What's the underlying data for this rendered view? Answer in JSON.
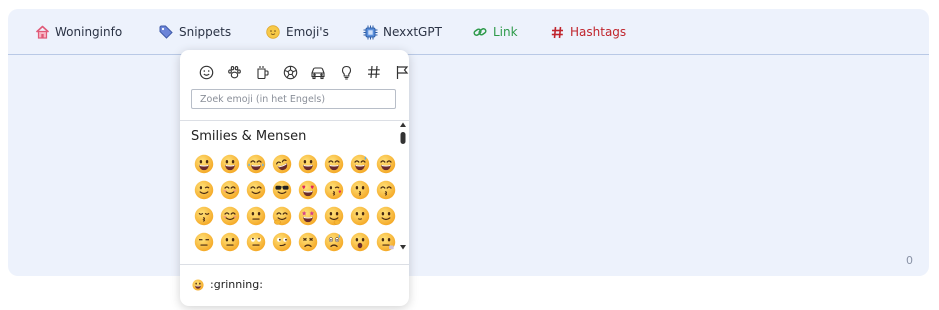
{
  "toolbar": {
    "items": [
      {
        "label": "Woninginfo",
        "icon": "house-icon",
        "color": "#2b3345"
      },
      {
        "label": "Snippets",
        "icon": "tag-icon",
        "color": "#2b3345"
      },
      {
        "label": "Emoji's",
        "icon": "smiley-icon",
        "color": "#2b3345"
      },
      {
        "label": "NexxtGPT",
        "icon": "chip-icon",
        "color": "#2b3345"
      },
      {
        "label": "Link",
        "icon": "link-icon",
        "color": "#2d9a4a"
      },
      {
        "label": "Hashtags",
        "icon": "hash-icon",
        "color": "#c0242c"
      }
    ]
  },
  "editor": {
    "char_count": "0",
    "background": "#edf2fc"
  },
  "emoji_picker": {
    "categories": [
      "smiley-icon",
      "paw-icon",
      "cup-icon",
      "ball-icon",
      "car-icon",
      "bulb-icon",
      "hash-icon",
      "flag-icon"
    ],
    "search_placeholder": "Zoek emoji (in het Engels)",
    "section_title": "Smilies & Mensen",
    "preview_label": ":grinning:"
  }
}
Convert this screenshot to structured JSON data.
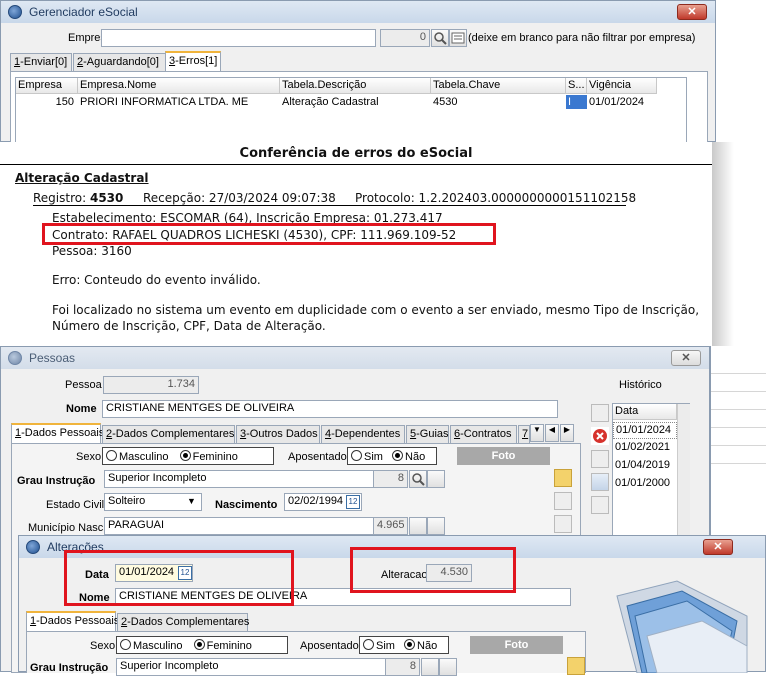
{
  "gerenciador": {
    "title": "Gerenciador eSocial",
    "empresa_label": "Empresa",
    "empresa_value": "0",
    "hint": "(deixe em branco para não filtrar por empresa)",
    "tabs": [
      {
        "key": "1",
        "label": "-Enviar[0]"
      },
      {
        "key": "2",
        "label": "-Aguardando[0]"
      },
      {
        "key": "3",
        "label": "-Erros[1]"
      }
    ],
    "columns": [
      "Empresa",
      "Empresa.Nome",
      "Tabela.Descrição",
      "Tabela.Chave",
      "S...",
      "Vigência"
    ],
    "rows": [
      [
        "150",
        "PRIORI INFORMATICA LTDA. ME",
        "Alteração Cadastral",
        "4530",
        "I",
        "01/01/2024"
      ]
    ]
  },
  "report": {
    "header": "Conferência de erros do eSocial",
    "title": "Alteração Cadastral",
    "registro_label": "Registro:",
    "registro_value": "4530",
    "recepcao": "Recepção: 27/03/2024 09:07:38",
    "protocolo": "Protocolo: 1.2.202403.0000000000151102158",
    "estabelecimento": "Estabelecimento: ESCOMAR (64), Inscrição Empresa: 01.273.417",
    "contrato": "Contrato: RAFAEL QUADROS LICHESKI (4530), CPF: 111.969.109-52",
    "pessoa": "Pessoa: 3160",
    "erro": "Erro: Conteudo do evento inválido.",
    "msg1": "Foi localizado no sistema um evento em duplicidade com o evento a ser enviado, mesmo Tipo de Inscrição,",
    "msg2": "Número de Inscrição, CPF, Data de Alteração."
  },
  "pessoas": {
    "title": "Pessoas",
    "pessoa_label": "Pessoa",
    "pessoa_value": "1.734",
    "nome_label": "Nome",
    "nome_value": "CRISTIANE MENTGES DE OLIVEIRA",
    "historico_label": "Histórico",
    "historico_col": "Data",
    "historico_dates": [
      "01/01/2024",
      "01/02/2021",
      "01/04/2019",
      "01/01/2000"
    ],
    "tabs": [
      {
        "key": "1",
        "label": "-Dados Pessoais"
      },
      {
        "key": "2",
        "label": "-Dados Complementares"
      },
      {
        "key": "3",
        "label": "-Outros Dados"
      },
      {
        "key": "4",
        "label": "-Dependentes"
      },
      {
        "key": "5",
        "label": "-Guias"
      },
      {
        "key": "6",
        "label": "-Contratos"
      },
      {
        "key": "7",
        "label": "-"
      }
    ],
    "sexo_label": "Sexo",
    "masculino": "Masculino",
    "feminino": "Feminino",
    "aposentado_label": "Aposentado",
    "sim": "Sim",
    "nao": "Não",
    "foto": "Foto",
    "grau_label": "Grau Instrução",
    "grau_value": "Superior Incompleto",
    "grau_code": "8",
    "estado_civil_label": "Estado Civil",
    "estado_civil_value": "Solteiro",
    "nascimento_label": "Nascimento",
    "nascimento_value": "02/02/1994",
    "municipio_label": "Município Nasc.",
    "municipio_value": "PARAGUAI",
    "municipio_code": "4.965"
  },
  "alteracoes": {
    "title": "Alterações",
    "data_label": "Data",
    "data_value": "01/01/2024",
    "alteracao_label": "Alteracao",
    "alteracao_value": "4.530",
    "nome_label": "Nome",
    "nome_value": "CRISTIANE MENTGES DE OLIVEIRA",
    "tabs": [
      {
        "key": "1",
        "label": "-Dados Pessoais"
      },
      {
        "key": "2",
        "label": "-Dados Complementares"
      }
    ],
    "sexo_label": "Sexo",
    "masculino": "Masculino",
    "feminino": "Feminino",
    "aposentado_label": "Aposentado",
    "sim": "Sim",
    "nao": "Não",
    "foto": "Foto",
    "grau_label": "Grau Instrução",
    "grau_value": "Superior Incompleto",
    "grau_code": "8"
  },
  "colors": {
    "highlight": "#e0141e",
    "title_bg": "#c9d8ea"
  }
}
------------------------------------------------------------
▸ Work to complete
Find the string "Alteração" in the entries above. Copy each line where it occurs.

▸ Task result
        "Alteração Cadastral",
    "title": "Alteração Cadastral",
    "msg2": "Número de Inscrição, CPF, Data de Alteração."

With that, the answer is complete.